Publisher: SUNY Press
Release Date: 2015-01-08
Examines strategies and best practices that effectively integrate LGBTQ areas of teaching and research with student life activities. Many educational professionals agree that the time has come to expand their circle of inclusion and broaden their definition of diversity by increasing LGBTQ studies, but the question of how to do so is still debated. Although some colleges and universities have been incorporating LGBTQ studies for decades, courses and programs continue to be pockets of innovation rather than models of inclusion for all of higher education. Colleges and universities need to encourage faculty members to teach and research a wide range of LGBTQ topics, as well as support student life professionals in building inclusive campus communities. This book includes testimonies that alert educators to possible pitfalls and successes of their policies through an analysis of changing student attitudes. Based on these case studies, the contributors offer practical suggestions for the classroom and the provost’s office, demonstrating not only the gains that have been made by LGBTQ students and the institutions that serve them, but also the tensions that remain. “Expanding the Circle is a comprehensive overview of issues facing LGBTQ students in higher education in the US and those seeking to ‘queer the academy’ through incorporating LGBTQ content into curricula. It highlights problems we might not have imagined—a closeted gay man being harassed by those who are more ‘out’—and describes issues we would have hoped were history—faculty and staff telling students not to list a certificate in LGBTQ studies on a resume. This book presents proven strategies to create affirming institutions of higher learning in which students and faculty can be their full selves and study the contributions of LGBTQ people to the human experience.” — Sean Cahill, coauthor of LGBT Youth in America’s Schools
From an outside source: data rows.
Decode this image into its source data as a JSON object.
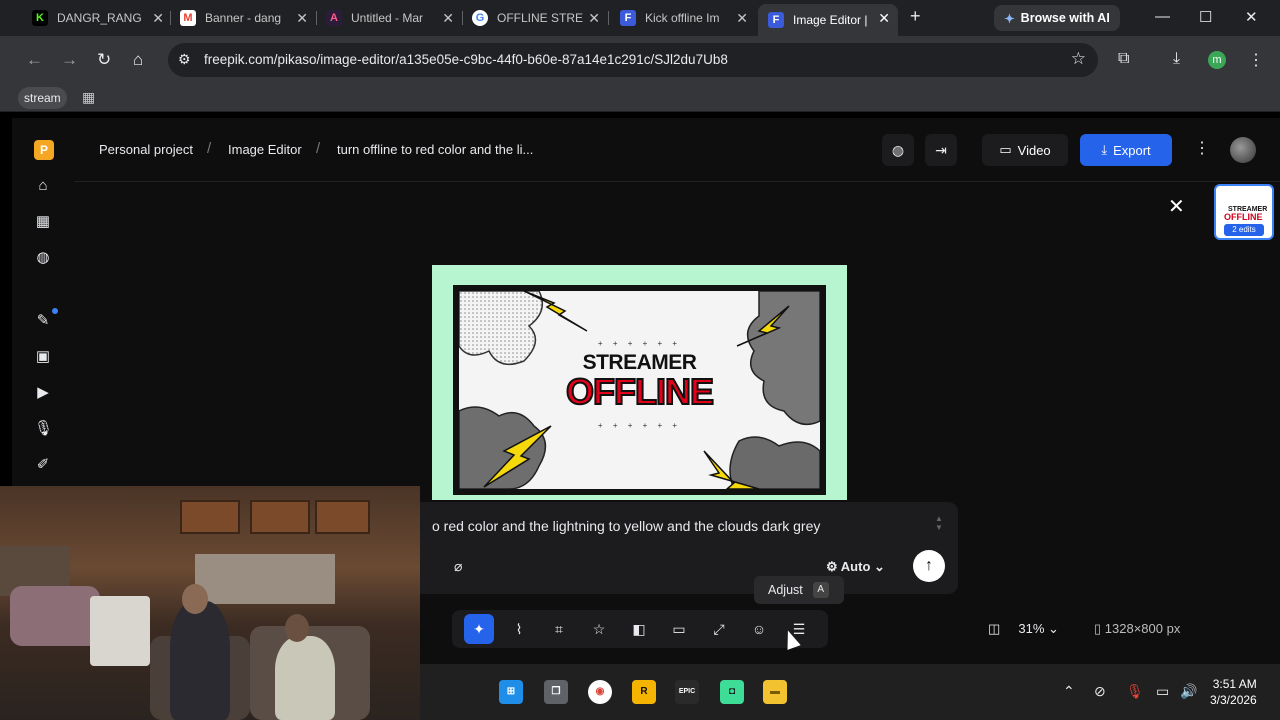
{
  "browser": {
    "tabs": [
      {
        "label": "DANGR_RANG",
        "fav": "K",
        "fav_color": "#53fc18"
      },
      {
        "label": "Banner - dang",
        "fav": "M",
        "fav_color": "#ea4335"
      },
      {
        "label": "Untitled - Mar",
        "fav": "A",
        "fav_color": "#2b1d3a"
      },
      {
        "label": "OFFLINE STRE",
        "fav": "G",
        "fav_color": "#ffffff"
      },
      {
        "label": "Kick offline Im",
        "fav": "F",
        "fav_color": "#3b5bdb"
      },
      {
        "label": "Image Editor |",
        "fav": "F",
        "fav_color": "#3b5bdb"
      }
    ],
    "browse_ai": "Browse with AI",
    "url": "freepik.com/pikaso/image-editor/a135e05e-c9bc-44f0-b60e-87a14e1c291c/SJl2du7Ub8",
    "profile_initial": "m",
    "bookmark": "stream"
  },
  "app": {
    "logo": "P",
    "breadcrumbs": [
      "Personal project",
      "Image Editor",
      "turn offline to red color and the li..."
    ],
    "video_label": "Video",
    "export_label": "Export",
    "thumb": {
      "title": "STREAMER",
      "subtitle": "OFFLINE",
      "badge": "2 edits"
    },
    "banner": {
      "title1": "STREAMER",
      "title2": "OFFLINE",
      "dots": "+ + + + + +"
    },
    "prompt_text": "o red color and the lightning to yellow and the clouds dark grey",
    "auto_label": "Auto",
    "tooltip": {
      "label": "Adjust",
      "key": "A"
    },
    "zoom": "31%",
    "dimensions": "1328×800 px"
  },
  "taskbar": {
    "time": "3:51 AM",
    "date": "3/3/2026"
  },
  "colors": {
    "accent": "#2563eb",
    "offline_red": "#e2001a",
    "canvas_bg": "#b7f5d0"
  }
}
Author: Michael J. Cuyjet
Publisher: Stylus Publishing, LLC
Release Date: 2016-08-24
The first edition of this book constituted a comprehensive resource for students of higher education, faculty, higher education administrators and student affairs leaders engaging with multiculturalism and diverse populations on college campuses. It was one of the first texts to gather in a single volume the related theories, assessment methods, and environmental and application issues pertinent to the study and practice of multiculturalism, while also offering approaches to enhancing multicultural programming and culturally diverse campus environments. This second edition retains the structure and vision of the first, introducing readers to the key theories and models for understanding the complexity of the students they serve, and for reflecting on their own values and motivations. It provides an array of case studies, discussion questions, examples of best practice, and recommendations about resources for use in the classroom. This edition includes a new chapter on intersectionality; updates several chapters, presents a number of new cultural frameworks and updated best practices for creating an inclusive environment for marginalized groups, and expands the third section of the book on cultural competent practice.